[Start of section]
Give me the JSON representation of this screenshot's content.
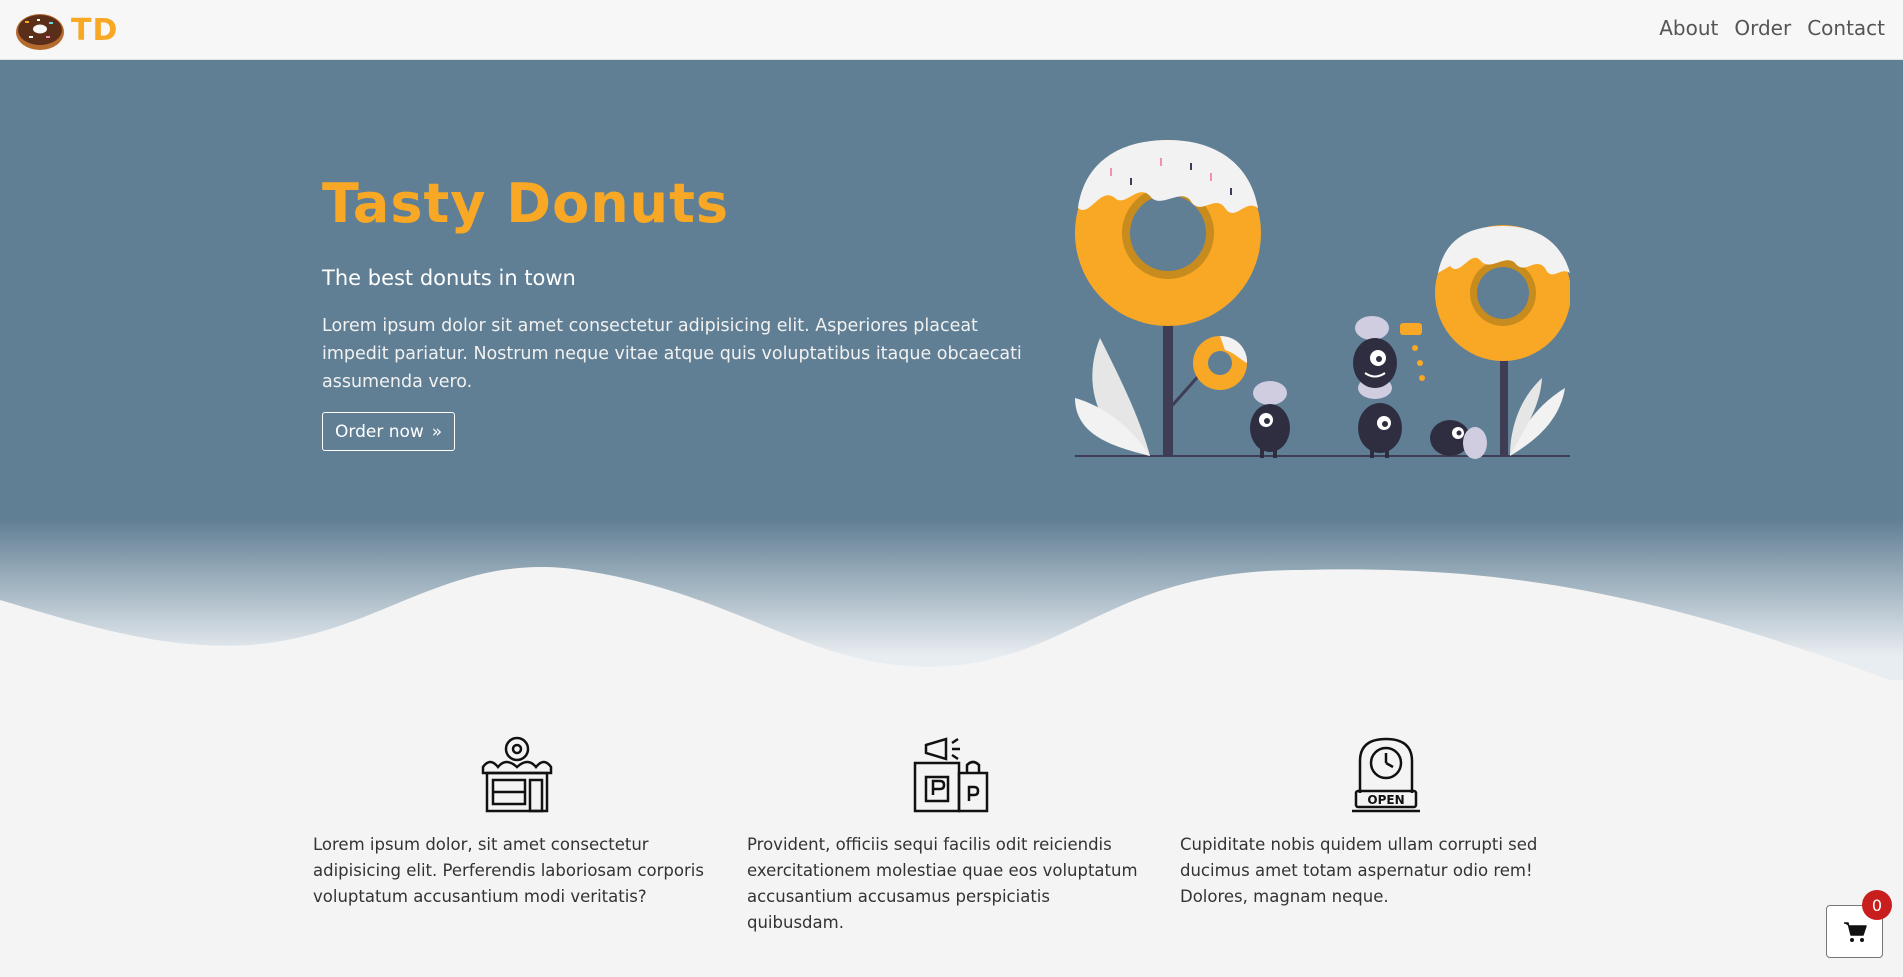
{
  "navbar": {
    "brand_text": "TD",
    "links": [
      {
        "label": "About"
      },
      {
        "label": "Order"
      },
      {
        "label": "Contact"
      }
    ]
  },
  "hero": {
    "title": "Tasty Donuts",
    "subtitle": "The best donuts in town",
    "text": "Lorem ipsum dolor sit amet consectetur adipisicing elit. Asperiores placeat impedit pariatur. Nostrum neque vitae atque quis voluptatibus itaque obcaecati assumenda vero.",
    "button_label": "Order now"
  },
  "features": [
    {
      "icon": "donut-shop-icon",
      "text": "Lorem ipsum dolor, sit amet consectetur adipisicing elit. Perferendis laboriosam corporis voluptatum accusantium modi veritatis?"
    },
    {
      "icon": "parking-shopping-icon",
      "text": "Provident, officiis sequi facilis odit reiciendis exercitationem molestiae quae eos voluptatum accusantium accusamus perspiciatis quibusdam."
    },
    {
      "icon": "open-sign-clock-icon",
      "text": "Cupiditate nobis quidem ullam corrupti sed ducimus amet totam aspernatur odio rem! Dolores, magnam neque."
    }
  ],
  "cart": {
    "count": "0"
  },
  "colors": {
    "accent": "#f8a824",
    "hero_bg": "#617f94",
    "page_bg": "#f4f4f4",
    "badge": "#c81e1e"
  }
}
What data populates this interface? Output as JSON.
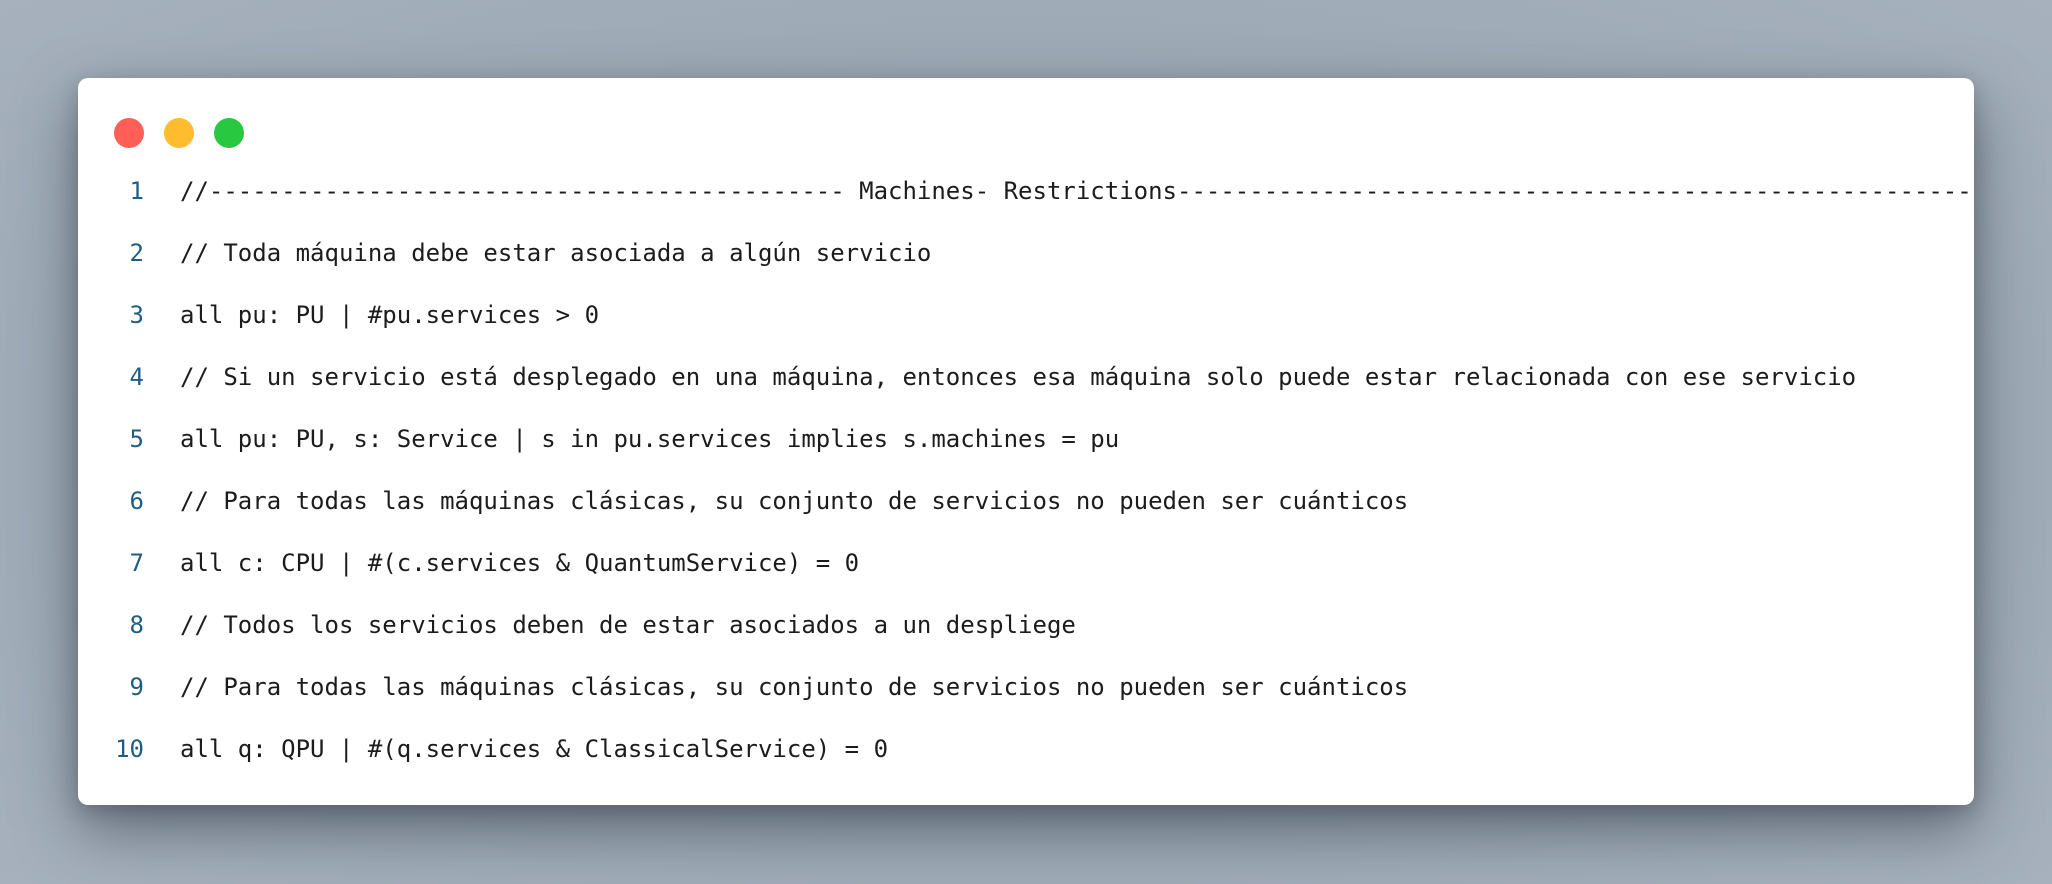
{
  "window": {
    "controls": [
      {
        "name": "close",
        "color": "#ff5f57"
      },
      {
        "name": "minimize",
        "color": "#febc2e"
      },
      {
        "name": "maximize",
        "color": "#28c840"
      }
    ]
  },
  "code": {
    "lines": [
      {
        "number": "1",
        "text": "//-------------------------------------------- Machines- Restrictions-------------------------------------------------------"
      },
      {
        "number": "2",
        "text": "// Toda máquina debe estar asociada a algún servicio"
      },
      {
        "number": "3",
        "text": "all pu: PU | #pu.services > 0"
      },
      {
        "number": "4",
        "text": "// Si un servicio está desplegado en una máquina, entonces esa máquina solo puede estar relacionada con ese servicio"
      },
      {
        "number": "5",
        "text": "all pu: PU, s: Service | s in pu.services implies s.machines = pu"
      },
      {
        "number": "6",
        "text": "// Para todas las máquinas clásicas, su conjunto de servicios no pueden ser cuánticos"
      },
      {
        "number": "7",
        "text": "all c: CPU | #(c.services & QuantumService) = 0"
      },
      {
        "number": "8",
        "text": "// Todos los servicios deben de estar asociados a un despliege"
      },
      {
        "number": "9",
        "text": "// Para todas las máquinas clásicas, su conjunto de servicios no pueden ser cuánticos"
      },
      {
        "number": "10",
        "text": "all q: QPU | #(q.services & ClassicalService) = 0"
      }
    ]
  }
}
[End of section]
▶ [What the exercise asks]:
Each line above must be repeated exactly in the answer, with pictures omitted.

▶ [Problem solution]:
Give me the JSON representation of this screenshot's content.
{
  "navbar": {
    "brand_text": "TD",
    "links": [
      {
        "label": "About"
      },
      {
        "label": "Order"
      },
      {
        "label": "Contact"
      }
    ]
  },
  "hero": {
    "title": "Tasty Donuts",
    "subtitle": "The best donuts in town",
    "text": "Lorem ipsum dolor sit amet consectetur adipisicing elit. Asperiores placeat impedit pariatur. Nostrum neque vitae atque quis voluptatibus itaque obcaecati assumenda vero.",
    "button_label": "Order now"
  },
  "features": [
    {
      "icon": "donut-shop-icon",
      "text": "Lorem ipsum dolor, sit amet consectetur adipisicing elit. Perferendis laboriosam corporis voluptatum accusantium modi veritatis?"
    },
    {
      "icon": "parking-shopping-icon",
      "text": "Provident, officiis sequi facilis odit reiciendis exercitationem molestiae quae eos voluptatum accusantium accusamus perspiciatis quibusdam."
    },
    {
      "icon": "open-sign-clock-icon",
      "text": "Cupiditate nobis quidem ullam corrupti sed ducimus amet totam aspernatur odio rem! Dolores, magnam neque."
    }
  ],
  "cart": {
    "count": "0"
  },
  "colors": {
    "accent": "#f8a824",
    "hero_bg": "#617f94",
    "page_bg": "#f4f4f4",
    "badge": "#c81e1e"
  }
}
What data populates this interface? Output as JSON.
{
  "window": {
    "controls": [
      {
        "name": "close",
        "color": "#ff5f57"
      },
      {
        "name": "minimize",
        "color": "#febc2e"
      },
      {
        "name": "maximize",
        "color": "#28c840"
      }
    ]
  },
  "code": {
    "lines": [
      {
        "number": "1",
        "text": "//-------------------------------------------- Machines- Restrictions-------------------------------------------------------"
      },
      {
        "number": "2",
        "text": "// Toda máquina debe estar asociada a algún servicio"
      },
      {
        "number": "3",
        "text": "all pu: PU | #pu.services > 0"
      },
      {
        "number": "4",
        "text": "// Si un servicio está desplegado en una máquina, entonces esa máquina solo puede estar relacionada con ese servicio"
      },
      {
        "number": "5",
        "text": "all pu: PU, s: Service | s in pu.services implies s.machines = pu"
      },
      {
        "number": "6",
        "text": "// Para todas las máquinas clásicas, su conjunto de servicios no pueden ser cuánticos"
      },
      {
        "number": "7",
        "text": "all c: CPU | #(c.services & QuantumService) = 0"
      },
      {
        "number": "8",
        "text": "// Todos los servicios deben de estar asociados a un despliege"
      },
      {
        "number": "9",
        "text": "// Para todas las máquinas clásicas, su conjunto de servicios no pueden ser cuánticos"
      },
      {
        "number": "10",
        "text": "all q: QPU | #(q.services & ClassicalService) = 0"
      }
    ]
  }
}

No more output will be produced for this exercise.